Sustainability is a term that is heard often these days, especially from the mouths of architects, though an eco-friendly house needs to go much further than simply being made from sustainable materials. The true Eco-sustainable house also needs to be green across its entire structure and the way it is utilised, to be as energy-efficient as possible, as well as friendly to its surroundings. Being a true eco-house means having a “net zero“ carbon footprint, in that it produces all of its required power, in a way that provides zero greenhouse gas emissions. So does this then mean that you need to start from scratch in building an environmentally sustainable homes, or is it possible in a refurbishment?
Focus on What Is Genuinely Achievable
While the ultimate goal is to reach that magical net zero, the truth is very few homes actually are capable of achieving this, though of course, any improvement made is desirable. A renovation of an old property can bring many improvements, which can increase energy efficiency, with any reduction being better than none. The Passive House Institute was formed in Germany in 1996 and has now assumed a leading position in research and development of building concepts and construction components that lead to massive energy efficiencies. A passive house is built with almost airtight, heavily insulated walls, windows angled to allow sunlight in for what is termed “passive solar,” with other energy saving ideas, which can reduce the energy consumption very significantly.
Renovating and Decorating
It is much easier today to be eco-friendly when renovating and decorating your house than ever before. “Natural” paints, completely chemical and VOC free are available and work just as well as traditional paints, if applied correctly, by one of the dependable house painters from the Gold Coast or from your local area. Recycling is extremely efficient these days, so finding good second-hand building materials is easier and cheaper than ever, while saving on manufacturing costs and energy usage. The hanging of tapestries on the interior walls not only provides something aesthetically pleasing, it can also add a few degrees of additional insulation, which may be the difference between needing to turn the heating on or not.
Green Energy Production
No discussion on an eco-house would be complete without thinking about the energy needed to heat, cool, or light the house. Naturally, solar power is the first thing that will come to most people’s minds, as it is simple to install, requires very little maintenance and pays for itself fairly quickly. Obviously though, solar only works effectively on warm sunny days, and it is during generally the dark overcast days when it isn’t operating very efficiently, that we are most likely to be needing more power. Wind energy is seeing more widespread use, though again, it does have to be windy to work, so on some occasions, it is not going to be functioning.

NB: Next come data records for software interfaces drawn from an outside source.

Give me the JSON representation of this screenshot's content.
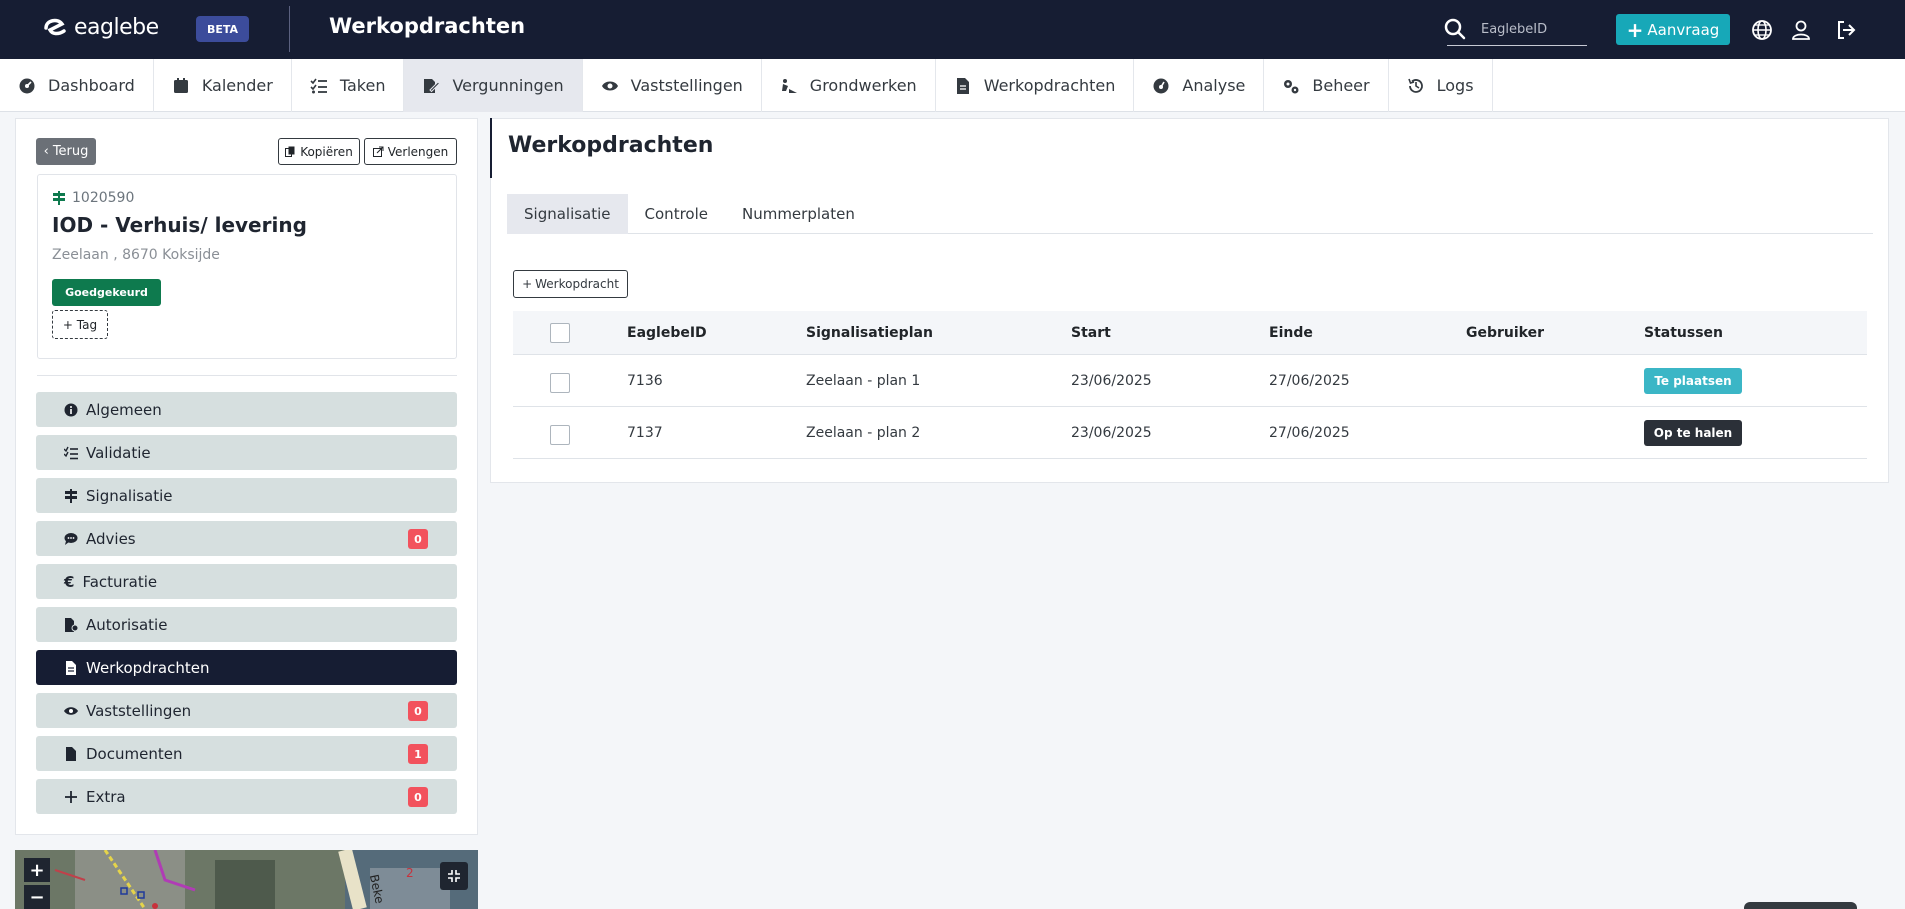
{
  "topbar": {
    "logo_text": "eaglebe",
    "beta": "BETA",
    "title": "Werkopdrachten",
    "search_placeholder": "EaglebeID",
    "aanvraag_label": "Aanvraag",
    "accent_color": "#17a8b8",
    "background": "#161d33"
  },
  "nav": {
    "items": [
      {
        "label": "Dashboard",
        "icon": "dashboard-icon"
      },
      {
        "label": "Kalender",
        "icon": "calendar-icon"
      },
      {
        "label": "Taken",
        "icon": "tasks-icon"
      },
      {
        "label": "Vergunningen",
        "icon": "permit-icon",
        "active": true
      },
      {
        "label": "Vaststellingen",
        "icon": "eye-icon"
      },
      {
        "label": "Grondwerken",
        "icon": "excavator-icon"
      },
      {
        "label": "Werkopdrachten",
        "icon": "document-icon"
      },
      {
        "label": "Analyse",
        "icon": "gauge-icon"
      },
      {
        "label": "Beheer",
        "icon": "gears-icon"
      },
      {
        "label": "Logs",
        "icon": "history-icon"
      }
    ]
  },
  "left": {
    "back_label": "Terug",
    "copy_label": "Kopiëren",
    "extend_label": "Verlengen",
    "permit": {
      "id": "1020590",
      "title": "IOD - Verhuis/ levering",
      "address": "Zeelaan , 8670 Koksijde",
      "status": "Goedgekeurd",
      "tag_label": "+ Tag"
    },
    "menu": [
      {
        "label": "Algemeen",
        "icon": "info-icon"
      },
      {
        "label": "Validatie",
        "icon": "checklist-icon"
      },
      {
        "label": "Signalisatie",
        "icon": "signpost-icon"
      },
      {
        "label": "Advies",
        "icon": "comments-icon",
        "count": "0"
      },
      {
        "label": "Facturatie",
        "icon": "euro-icon"
      },
      {
        "label": "Autorisatie",
        "icon": "file-signature-icon"
      },
      {
        "label": "Werkopdrachten",
        "icon": "document-icon",
        "active": true
      },
      {
        "label": "Vaststellingen",
        "icon": "eye-icon",
        "count": "0"
      },
      {
        "label": "Documenten",
        "icon": "file-icon",
        "count": "1"
      },
      {
        "label": "Extra",
        "icon": "plus-icon",
        "count": "0"
      }
    ],
    "map": {
      "zoom_in": "+",
      "zoom_out": "−",
      "street_label": "Beke",
      "marker": "2"
    }
  },
  "main": {
    "title": "Werkopdrachten",
    "tabs": [
      {
        "label": "Signalisatie",
        "active": true
      },
      {
        "label": "Controle"
      },
      {
        "label": "Nummerplaten"
      }
    ],
    "add_button": "Werkopdracht",
    "table": {
      "headers": [
        "EaglebeID",
        "Signalisatieplan",
        "Start",
        "Einde",
        "Gebruiker",
        "Statussen"
      ],
      "rows": [
        {
          "id": "7136",
          "plan": "Zeelaan - plan 1",
          "start": "23/06/2025",
          "end": "27/06/2025",
          "user": "",
          "status": "Te plaatsen",
          "status_color": "#3bb6c6"
        },
        {
          "id": "7137",
          "plan": "Zeelaan - plan 2",
          "start": "23/06/2025",
          "end": "27/06/2025",
          "user": "",
          "status": "Op te halen",
          "status_color": "#2b3038"
        }
      ]
    }
  }
}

So really, unless you are fortunate enough to be sat on top of a convenient geo-thermal vent, most of us are going to remain reliant on the power company for some time to come. However, by thinking green at every turn, it is possible to bring ourselves significantly closer to the net zero dream, than we are right now.